Beth-2014-1The contribution of food production, processing, distribution, and consumption to our global carbon emissions has been a matter of concern and debate since we began worrying about climate change. And more of our food is ‘carbonated’ than Coke and Pepsi: food systems are responsible for somewhere between a fifth and a third of global greenhouse gas emissions[1].

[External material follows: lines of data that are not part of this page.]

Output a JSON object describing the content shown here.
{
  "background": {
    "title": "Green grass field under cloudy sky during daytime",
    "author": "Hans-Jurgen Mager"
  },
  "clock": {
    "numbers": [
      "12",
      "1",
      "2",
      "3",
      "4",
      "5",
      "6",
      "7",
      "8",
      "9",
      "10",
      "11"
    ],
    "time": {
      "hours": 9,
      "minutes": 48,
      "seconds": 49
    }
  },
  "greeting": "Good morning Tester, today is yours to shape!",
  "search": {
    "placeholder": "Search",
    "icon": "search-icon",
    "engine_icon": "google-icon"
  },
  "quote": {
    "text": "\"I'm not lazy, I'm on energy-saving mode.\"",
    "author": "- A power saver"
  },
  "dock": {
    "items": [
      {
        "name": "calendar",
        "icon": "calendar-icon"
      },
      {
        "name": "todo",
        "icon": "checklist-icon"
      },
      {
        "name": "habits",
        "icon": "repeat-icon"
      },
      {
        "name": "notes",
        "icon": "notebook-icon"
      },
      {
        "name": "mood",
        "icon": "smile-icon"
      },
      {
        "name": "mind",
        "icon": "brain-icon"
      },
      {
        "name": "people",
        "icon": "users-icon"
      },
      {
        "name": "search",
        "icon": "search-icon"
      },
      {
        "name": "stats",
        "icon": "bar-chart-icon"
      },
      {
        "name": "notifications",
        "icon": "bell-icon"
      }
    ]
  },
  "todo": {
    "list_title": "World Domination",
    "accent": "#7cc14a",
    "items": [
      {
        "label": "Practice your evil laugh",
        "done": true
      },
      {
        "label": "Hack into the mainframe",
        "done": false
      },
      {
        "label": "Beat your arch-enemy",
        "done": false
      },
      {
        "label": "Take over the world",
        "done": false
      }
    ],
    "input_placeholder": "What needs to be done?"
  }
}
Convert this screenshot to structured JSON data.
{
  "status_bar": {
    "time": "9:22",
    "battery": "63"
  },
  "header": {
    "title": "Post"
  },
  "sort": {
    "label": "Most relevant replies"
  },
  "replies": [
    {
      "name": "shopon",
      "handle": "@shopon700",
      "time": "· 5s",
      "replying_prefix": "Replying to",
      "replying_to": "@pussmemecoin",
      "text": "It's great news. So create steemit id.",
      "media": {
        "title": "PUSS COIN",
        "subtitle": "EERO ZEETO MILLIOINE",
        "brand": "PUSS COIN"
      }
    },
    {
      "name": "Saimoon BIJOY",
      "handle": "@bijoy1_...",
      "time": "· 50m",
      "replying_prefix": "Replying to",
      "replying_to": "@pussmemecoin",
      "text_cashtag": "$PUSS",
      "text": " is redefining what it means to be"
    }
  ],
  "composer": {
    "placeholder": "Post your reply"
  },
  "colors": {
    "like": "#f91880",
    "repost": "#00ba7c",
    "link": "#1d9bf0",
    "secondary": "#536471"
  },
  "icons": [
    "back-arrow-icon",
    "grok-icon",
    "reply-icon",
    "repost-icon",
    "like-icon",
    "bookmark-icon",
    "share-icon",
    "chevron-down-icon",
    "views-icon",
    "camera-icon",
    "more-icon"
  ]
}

Much of these emissions come from agriculture, although the contribution of transportation, refrigeration, consumer practices, and waste management is growing. Food companies can take steps to reduce their carbon footprint – and many are. A recently released report by Foundation grantee Climate Smart highlights what 77 food companies in BC have done to cut carbon, including Left Coast Naturals (a distribution company), Van Houtte coffee, Recycling Alternatives (biofuel recycling) and Tacofino food trucks. Read the rest of this entry »